      I’ve heard so many horror stories with Ryanair that I’m doing my best to avoid them. Perhaps they’re turning things around now.

      Post a Reply
  2. This often happens when you fly with cheap airlines. Ryanair is the worst though :(.

    Post a Reply
  3. Living in Targu Mures, and flying some 30-ish times with WizzAir I have acquired some experience with them. The flight delay happened only once when I was flying home from Budapest, and they gave us a voucher which covered exactly one sandwich. The delay was announced however on the monitor and that’s about it.
    One really good tip about flying Wizz Air – if it’s possible, board at the back of the plane – for some reason people keep going to the front, therefore you can easily score window seats. And while their seats aren’t the most comfortable leg size-wise (I am 6 2), I do fly with them often, in fact I’m heading to London in May.

    Post a Reply
  4. First of all – waytaGO, Tigger on scoring those seats! 😉

    That said, though I too have never heard of “Wizz Air” (though I HAVE flown “Scoot Air” in Asia), I must say, the name would seem a dead give away. I mean… so once you’ve bought your ticket, you can tell all your friends:

    “Um, yeah, I’m gonna take a Wizz…” 😉

    Post a Reply
  5. I’ve never flown with Wizz Air but I had similar experiences with other airlines, low cost ones. As you said delays can always happen, but when they aren’t handled very well and there isn’t a clear communication to the passengers like in your case, it gets very annoying and frustrating because you never know exactly what’s going on.

    Post a Reply
    • Yep! I understand delays. Stuff happens. Just communicate them. And if you’re going to give people vouchers, at least enable them to buy a sandwich and a can of soda. Sheesh

      Post a Reply
  6. Oh no sounds awful! I flew with Wizz Air a couple of time, Paris-Poznan and Bucharest-Milan if I’m not mistaken and thankfully I didn’t have any problem with them. Found them better than Ryan Air haha!

    Post a Reply
  7. I had actually never heard of Wizz Air before – but then again I am not sure if I am too keen to try them out now 🙂 I really love the private lounge at the airport though. What a great idea!

    Post a Reply
    • The private lounge thing was perfect. Such a more relaxing way to wait around. And if you’re traveling in a group or with kids, it’s even better!

      Post a Reply
  8. Perfect timing for helping to set our expectations. We are flying Wizz in a few weeks from Spain to Budapest. Fingers crossed it all goes well. As it stands we arrive after 11pm, so I am hoping for no delays.

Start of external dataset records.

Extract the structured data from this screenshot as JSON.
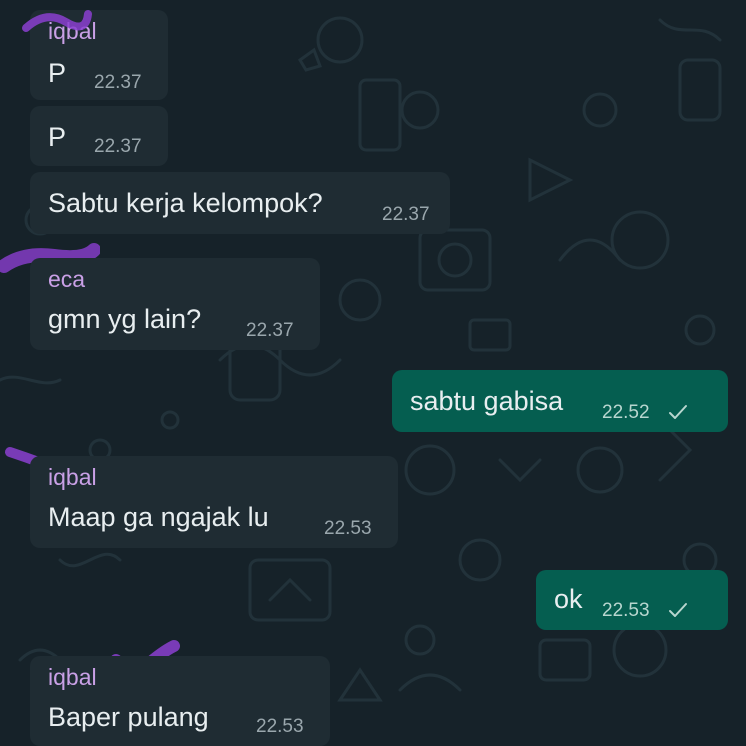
{
  "colors": {
    "background": "#162229",
    "incoming_bubble": "#1f2c33",
    "outgoing_bubble": "#055e50",
    "sender_name": "#c9a0e6",
    "scribble": "#8b3fd0"
  },
  "messages": [
    {
      "sender": "iqbal",
      "text": "P",
      "time": "22.37"
    },
    {
      "text": "P",
      "time": "22.37"
    },
    {
      "text": "Sabtu kerja kelompok?",
      "time": "22.37"
    },
    {
      "sender": "eca",
      "text": "gmn yg lain?",
      "time": "22.37"
    },
    {
      "text": "sabtu gabisa",
      "time": "22.52",
      "status_icon": "check-icon"
    },
    {
      "sender": "iqbal",
      "text": "Maap ga ngajak lu",
      "time": "22.53"
    },
    {
      "text": "ok",
      "time": "22.53",
      "status_icon": "check-icon"
    },
    {
      "sender": "iqbal",
      "text": "Baper pulang",
      "time": "22.53"
    }
  ]
}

    Post a Reply
  9. Remember when I got stuck over New Year’s in Romania? Yeah, that was Wizz Air. I complained enough to get a free flight after they gave me bad advice. They’re definitely not the worst, but far from the best, too!

    Post a Reply

Submit a Comment

Your email address will not be published. Required fields are marked *